Fact Sheet – November 2004
In September 2003, the Senate Appropriations Committee directed the Agency for Toxic Substances and Disease Registry (ATSDR) to develop a Report to Congress that assesses the level of lead poisoning of families, especially children, at the Tar Creek Superfund Site in Oklahoma (Senate Report 108-143, September 5, 2003, page 86; Departments of Veterans Affairs and Housing and Urban Development, and Independent Agencies, Appropriations Bill, 2004).
Senator James Inhofe (R-OK), chairman of the Senate Environment and Public Works Committee, further elaborated in the Congressional Record (Senate, January 22, 2004): “I am urging ATSDR in collaboration with the Oklahoma State Department of Health to work to identify significant sources and pathways of exposure to lead that may be contributing to elevated blood lead levels in children at the Tar Creek Superfund Site.”
From September 2003 to May 2004, ATSDR staff reviewed blood lead and environmental data from the Ottawa County Health Department, the Oklahoma State Department of Health, and the U.S. Environmental Protection Agency to define the extent of lead exposure among children in the Tar Creek area and to identify potential sources and pathways of exposure.
Potential Sources of Lead Exposure
Mine tailings and lead-based paint are two potential sources contributing to lead exposures among children residing in the Tar Creek Site area. However, the relative contributions of the two sources to the blood lead levels of people living in the Tar Creek Superfund Site area cannot be determined from existing information.
Decrease in Blood Lead Levels
During 1995-2003, the average blood lead level and the percentage of elevated blood lead levels (greater than or equal to 10 micrograms per deciliter) decreased among children aged 1-5 years living in the Tar Creek area and tested for lead. In 2003, the average blood lead level and the percentage of elevated blood lead levels among children tested for lead who lived in the Tar Creek area were slightly higher than those for all children tested in the United States during 1999-2000. The Centers for Disease Control and Prevention’s National Health and Nutrition Examination Survey (NHANES) data indicate that among U.S. children aged 1-5 years during 1999-2000, 2.2% had elevated blood lead levels, with an average of 2.2 micrograms per deciliter. This difference can be explained by the fact that the U.S. data is a representative sample of the United States, and the data collected for tested children at the site are not representative of all children living at the Tar Creek site.
Potential Risk of Exposure Exists
The data seen so far are reassuring; blood lead levels in children both at Tar Creek and nationally are decreasing. At the same time, there is a continued risk of exposure to lead at the Tar Creek site from chat piles, mill and mine residue, and flotation ponds.
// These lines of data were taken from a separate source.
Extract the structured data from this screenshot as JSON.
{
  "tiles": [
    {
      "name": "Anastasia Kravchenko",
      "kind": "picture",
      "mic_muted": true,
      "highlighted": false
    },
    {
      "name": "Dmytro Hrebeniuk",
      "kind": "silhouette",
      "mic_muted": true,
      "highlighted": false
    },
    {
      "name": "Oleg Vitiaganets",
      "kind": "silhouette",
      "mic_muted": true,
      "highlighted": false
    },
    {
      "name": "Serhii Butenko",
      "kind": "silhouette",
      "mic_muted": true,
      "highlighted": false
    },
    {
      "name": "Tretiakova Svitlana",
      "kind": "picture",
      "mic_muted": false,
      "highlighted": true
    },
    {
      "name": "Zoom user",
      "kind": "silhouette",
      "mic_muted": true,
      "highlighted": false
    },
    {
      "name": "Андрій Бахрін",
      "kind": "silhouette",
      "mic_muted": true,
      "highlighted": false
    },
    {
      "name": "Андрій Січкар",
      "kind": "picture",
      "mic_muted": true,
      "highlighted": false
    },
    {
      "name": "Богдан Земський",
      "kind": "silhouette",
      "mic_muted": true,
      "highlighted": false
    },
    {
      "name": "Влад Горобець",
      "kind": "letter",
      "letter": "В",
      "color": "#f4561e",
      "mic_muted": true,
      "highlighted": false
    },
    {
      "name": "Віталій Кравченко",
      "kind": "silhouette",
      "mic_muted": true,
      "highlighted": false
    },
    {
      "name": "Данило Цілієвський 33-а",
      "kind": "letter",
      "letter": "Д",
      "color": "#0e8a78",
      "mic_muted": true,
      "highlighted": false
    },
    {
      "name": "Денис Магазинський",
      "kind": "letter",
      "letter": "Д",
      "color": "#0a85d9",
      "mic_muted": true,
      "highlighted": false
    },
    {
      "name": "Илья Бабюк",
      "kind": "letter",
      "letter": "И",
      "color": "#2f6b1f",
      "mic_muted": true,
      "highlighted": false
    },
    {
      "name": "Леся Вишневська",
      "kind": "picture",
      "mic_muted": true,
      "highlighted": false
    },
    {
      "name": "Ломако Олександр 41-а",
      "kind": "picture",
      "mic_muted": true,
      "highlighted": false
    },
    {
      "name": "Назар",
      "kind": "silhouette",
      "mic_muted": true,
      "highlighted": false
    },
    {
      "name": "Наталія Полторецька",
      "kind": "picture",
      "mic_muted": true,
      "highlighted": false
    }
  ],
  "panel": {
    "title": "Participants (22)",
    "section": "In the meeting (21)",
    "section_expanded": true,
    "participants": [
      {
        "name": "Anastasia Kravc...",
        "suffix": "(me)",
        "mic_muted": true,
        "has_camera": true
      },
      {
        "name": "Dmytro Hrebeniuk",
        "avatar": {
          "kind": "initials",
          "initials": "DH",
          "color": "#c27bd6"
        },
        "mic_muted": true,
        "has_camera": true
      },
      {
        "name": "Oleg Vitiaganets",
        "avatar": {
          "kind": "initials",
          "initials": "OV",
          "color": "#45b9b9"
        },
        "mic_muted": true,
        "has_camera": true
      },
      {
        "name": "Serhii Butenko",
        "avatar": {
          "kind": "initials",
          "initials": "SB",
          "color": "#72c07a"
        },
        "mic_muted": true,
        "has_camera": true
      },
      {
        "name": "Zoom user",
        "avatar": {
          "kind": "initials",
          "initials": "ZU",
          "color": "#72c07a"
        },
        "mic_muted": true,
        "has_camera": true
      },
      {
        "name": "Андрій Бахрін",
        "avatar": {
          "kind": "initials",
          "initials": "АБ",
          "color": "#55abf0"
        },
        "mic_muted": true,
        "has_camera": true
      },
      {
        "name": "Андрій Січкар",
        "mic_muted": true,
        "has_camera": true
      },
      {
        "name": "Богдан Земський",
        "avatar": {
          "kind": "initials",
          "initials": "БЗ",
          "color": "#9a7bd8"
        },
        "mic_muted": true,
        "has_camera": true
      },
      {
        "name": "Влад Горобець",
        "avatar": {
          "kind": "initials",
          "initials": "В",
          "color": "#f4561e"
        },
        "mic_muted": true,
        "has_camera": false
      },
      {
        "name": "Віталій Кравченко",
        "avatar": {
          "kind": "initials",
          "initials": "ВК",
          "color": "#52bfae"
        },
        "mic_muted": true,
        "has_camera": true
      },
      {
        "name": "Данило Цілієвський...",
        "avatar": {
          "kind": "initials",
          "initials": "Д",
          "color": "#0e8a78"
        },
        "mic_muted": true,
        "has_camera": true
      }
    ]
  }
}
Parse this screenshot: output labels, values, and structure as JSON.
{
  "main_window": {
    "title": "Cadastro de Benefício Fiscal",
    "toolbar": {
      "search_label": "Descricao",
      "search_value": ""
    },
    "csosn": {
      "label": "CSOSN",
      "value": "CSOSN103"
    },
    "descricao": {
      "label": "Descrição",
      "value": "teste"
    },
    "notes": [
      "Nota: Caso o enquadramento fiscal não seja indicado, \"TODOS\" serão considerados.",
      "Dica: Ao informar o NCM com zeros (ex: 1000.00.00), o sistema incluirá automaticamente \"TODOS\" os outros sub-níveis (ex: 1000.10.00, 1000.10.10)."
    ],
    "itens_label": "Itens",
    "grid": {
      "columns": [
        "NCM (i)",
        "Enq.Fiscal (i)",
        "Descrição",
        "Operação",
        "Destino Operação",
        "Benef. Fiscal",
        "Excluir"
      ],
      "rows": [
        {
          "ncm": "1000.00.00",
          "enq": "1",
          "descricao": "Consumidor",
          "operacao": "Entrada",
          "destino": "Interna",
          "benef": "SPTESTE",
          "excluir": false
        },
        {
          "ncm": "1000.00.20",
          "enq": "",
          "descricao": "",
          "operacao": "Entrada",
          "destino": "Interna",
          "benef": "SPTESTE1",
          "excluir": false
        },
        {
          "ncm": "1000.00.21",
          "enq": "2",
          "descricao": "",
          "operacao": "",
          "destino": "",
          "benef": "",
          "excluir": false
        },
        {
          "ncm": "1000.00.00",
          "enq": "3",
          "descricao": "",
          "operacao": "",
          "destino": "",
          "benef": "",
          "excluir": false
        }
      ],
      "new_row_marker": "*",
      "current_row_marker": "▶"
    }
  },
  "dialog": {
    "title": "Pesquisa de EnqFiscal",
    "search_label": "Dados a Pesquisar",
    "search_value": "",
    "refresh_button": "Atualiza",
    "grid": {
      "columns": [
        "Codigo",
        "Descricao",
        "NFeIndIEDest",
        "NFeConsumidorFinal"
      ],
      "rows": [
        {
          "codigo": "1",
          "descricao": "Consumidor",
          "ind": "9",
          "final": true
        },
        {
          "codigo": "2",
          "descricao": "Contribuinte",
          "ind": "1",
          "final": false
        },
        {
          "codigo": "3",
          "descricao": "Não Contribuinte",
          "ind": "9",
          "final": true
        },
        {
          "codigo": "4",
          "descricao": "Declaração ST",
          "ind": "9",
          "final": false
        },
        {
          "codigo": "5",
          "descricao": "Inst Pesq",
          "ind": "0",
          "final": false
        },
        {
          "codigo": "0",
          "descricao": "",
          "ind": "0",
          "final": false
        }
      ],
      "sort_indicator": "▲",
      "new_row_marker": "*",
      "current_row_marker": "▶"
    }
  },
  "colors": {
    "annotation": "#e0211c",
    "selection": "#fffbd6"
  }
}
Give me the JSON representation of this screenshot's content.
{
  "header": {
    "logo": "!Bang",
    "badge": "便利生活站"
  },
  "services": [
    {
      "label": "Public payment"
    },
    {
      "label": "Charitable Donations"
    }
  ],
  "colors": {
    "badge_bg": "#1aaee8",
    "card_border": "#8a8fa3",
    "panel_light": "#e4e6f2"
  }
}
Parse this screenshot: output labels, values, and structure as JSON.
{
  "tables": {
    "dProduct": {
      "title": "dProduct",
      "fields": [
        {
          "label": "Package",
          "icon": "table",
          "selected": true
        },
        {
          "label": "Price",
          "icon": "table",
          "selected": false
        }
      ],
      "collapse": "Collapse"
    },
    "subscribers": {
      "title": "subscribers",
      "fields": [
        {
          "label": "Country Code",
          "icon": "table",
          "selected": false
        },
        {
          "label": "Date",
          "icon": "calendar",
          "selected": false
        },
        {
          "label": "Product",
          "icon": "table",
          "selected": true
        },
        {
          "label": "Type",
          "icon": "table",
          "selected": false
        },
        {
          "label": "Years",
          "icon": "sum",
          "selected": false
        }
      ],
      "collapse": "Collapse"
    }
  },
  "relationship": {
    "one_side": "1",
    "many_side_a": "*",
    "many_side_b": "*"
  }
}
Elimination of the sources of lead contamination will achieve long-term protection of children.
ATSDR Recommendations for Future Action
ATSDR recommends these actions to address concerns expressed by the community and to protect the health of Tar Creek residents:
- Continue to identify children with elevated blood lead levels and to reduce or eliminate their exposures to lead.
- Continue to provide lead exposure prevention education to people potentially affected by the site.
- Provide periodic reports of Tar Creek and Ottawa County child blood lead statistics to the communities affected by the Tar Creek Site.
- Complete remediation of residential properties.
- Complete the investigation of chat piles, mill and mine residues, and flotation ponds.
- Assess the risk for lead exposure from using mine tailings (chat) for commercial and residential purposes, including processing and transporting the material.
- Correlate lead isotopes in the environment and in children’s blood to identify specific environmental sources of lead for those who have elevated blood lead levels.
- Evaluate the health risks of other site-related contaminants and physical hazards.
For More Information:
ATSDR Regional Representative Jennifer Lyke may be contacted toll-free at 1-800-533-3508 or at 214-665-8362. ATSDR Health Communication Specialist LaFreta Dalton may be contacted toll-free at 1-888-422-8737.